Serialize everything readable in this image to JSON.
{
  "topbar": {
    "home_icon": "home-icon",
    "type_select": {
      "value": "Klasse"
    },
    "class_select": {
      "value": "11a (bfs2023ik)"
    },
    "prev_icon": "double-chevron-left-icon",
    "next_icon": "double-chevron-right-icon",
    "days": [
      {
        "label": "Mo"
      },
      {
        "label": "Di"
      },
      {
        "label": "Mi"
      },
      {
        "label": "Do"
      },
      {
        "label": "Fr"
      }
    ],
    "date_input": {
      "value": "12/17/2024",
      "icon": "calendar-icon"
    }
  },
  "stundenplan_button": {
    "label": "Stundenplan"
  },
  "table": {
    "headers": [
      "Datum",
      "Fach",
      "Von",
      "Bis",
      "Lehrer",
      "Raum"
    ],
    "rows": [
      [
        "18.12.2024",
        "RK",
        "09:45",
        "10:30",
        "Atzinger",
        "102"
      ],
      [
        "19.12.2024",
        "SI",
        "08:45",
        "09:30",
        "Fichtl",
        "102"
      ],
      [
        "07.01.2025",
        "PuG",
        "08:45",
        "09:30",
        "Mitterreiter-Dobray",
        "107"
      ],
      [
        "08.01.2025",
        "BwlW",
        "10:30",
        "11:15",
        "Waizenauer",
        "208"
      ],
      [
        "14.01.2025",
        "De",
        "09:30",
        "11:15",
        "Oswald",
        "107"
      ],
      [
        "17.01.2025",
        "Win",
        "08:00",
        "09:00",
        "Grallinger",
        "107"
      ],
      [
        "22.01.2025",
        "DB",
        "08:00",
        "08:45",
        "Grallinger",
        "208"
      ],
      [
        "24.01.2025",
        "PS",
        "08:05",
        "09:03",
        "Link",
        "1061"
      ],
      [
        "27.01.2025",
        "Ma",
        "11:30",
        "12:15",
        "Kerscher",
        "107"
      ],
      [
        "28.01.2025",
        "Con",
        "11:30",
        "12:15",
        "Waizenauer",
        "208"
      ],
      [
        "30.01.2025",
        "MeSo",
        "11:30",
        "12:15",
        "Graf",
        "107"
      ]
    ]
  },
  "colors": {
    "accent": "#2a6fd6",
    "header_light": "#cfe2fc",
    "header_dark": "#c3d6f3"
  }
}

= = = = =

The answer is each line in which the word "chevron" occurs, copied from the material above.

    "prev_icon": "double-chevron-left-icon",
    "next_icon": "double-chevron-right-icon",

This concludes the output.